HOW TO COMPLETE THIS TASK →
Some lines in the material below hold the word "JSON". Copy all of them.

====

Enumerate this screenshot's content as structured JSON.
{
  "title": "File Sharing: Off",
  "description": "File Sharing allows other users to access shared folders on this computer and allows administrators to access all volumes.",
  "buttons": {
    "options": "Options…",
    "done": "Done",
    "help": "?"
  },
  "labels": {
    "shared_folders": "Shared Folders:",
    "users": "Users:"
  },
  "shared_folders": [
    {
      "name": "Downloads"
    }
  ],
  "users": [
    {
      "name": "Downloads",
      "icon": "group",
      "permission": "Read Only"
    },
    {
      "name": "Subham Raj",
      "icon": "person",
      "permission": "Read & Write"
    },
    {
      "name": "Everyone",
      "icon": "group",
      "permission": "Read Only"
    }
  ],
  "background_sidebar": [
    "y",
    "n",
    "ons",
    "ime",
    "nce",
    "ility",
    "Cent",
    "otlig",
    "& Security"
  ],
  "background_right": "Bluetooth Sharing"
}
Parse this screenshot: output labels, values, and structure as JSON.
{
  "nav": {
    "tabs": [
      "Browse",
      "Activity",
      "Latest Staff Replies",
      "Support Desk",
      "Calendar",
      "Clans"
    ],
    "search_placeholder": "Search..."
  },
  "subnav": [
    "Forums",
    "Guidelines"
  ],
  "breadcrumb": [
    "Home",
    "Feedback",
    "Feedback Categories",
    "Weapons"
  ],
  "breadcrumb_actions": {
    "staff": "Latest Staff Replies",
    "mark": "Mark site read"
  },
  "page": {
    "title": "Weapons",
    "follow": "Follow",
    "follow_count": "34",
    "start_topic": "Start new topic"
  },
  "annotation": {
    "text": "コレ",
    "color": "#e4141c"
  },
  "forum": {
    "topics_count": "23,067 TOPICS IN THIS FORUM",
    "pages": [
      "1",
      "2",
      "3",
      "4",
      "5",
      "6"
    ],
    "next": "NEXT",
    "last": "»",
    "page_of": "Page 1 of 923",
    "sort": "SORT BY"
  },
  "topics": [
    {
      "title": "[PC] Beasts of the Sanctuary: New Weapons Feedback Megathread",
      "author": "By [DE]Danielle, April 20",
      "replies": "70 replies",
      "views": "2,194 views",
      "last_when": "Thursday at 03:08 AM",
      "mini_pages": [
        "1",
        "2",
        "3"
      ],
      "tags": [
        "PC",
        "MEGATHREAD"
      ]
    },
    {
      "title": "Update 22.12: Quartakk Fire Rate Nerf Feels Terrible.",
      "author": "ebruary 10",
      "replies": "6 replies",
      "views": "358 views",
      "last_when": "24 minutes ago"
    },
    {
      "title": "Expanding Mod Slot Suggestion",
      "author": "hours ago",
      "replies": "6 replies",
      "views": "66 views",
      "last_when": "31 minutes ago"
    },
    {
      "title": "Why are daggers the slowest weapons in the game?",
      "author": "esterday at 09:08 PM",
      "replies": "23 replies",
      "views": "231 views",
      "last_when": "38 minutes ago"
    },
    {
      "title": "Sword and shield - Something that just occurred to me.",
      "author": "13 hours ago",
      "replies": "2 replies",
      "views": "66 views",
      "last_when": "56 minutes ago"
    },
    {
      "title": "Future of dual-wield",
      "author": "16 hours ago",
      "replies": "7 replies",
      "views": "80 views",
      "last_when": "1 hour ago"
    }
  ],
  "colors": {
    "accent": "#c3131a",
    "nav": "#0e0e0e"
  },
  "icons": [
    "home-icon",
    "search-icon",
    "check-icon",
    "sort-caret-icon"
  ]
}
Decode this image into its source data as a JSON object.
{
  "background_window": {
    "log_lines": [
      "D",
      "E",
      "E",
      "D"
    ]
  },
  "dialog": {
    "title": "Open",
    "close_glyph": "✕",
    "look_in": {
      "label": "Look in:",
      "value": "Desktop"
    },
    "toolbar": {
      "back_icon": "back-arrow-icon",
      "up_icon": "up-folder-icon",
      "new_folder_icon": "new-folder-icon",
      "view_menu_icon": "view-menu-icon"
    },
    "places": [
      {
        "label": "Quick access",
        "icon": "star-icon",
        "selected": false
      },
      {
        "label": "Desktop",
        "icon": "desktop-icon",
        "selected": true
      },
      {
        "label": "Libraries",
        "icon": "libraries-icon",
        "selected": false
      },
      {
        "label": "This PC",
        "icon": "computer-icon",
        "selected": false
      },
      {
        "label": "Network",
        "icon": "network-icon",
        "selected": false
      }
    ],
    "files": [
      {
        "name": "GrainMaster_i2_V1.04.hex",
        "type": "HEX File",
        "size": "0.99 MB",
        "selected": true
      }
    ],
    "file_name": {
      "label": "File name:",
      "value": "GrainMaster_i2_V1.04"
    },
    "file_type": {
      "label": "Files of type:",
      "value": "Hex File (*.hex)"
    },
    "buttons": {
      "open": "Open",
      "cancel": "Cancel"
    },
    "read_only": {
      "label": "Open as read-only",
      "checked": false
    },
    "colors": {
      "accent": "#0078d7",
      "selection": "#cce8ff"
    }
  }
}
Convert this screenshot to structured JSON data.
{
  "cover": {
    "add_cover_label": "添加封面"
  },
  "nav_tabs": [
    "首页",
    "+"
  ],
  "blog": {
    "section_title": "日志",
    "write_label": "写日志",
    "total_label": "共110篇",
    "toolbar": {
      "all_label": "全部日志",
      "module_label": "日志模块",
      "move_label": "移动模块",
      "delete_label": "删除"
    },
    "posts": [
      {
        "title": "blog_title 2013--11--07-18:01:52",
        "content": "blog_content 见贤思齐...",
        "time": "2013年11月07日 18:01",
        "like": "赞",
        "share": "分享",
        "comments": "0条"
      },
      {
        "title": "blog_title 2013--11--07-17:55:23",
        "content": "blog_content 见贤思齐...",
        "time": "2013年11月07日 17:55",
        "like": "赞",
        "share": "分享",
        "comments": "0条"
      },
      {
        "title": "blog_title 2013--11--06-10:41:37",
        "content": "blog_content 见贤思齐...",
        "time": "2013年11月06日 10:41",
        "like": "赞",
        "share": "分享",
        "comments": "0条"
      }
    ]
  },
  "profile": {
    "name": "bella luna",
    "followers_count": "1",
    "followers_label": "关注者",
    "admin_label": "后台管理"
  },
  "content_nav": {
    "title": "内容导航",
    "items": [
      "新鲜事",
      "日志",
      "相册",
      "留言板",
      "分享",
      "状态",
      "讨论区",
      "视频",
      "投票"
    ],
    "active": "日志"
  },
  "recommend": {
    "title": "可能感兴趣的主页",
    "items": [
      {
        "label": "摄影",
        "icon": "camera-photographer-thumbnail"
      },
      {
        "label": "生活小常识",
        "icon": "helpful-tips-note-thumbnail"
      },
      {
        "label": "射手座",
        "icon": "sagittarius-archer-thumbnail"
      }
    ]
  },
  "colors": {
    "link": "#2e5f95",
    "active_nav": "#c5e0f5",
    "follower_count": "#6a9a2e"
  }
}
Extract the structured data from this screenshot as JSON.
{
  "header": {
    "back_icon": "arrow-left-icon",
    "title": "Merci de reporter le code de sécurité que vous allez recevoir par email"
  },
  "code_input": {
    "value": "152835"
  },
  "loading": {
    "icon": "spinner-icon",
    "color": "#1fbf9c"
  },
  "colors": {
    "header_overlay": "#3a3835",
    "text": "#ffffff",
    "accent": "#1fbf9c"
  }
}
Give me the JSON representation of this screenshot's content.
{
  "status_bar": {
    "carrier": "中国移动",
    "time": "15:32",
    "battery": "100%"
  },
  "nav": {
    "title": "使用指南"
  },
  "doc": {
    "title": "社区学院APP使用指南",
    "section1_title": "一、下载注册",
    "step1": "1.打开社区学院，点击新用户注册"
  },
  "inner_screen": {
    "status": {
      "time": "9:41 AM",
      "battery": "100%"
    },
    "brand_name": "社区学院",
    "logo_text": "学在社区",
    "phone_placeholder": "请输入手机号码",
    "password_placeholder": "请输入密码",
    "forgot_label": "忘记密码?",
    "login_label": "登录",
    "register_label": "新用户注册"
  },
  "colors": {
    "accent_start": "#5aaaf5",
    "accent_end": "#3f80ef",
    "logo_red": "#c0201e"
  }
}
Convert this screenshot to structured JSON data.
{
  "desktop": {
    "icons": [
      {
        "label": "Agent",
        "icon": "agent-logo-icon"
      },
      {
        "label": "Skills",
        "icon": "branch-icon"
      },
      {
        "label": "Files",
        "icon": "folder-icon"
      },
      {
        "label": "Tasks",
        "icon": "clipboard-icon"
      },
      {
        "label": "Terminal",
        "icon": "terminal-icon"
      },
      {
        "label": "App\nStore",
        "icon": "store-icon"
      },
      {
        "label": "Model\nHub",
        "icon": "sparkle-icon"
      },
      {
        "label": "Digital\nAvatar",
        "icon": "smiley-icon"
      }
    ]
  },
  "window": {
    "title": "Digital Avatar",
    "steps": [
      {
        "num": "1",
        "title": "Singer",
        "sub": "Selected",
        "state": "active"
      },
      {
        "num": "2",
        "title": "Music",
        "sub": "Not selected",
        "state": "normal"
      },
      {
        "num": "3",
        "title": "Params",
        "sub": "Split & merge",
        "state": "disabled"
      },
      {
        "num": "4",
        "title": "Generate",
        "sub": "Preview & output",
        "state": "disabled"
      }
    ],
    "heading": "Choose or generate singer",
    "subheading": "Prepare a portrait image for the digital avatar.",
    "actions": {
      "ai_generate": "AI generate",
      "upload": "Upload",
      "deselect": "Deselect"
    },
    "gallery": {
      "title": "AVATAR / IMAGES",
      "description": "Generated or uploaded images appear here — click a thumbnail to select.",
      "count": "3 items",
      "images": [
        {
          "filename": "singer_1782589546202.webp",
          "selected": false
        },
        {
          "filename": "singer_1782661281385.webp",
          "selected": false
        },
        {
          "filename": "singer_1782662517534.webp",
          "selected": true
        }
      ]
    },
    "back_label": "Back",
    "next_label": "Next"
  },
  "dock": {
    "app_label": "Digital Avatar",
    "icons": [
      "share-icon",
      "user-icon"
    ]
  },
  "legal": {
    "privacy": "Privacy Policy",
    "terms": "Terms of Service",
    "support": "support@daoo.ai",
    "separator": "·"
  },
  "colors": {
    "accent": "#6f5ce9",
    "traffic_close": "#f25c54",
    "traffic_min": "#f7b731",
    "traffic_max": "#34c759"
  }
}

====

OUTPUT BELOW →
Enumerate this screenshot's content as structured JSON.
Parse this screenshot: output labels, values, and structure as JSON.
Decode this image into its source data as a JSON object.
Convert this screenshot to structured JSON data.
Extract the structured data from this screenshot as JSON.
Give me the JSON representation of this screenshot's content.
Convert this screenshot to structured JSON data.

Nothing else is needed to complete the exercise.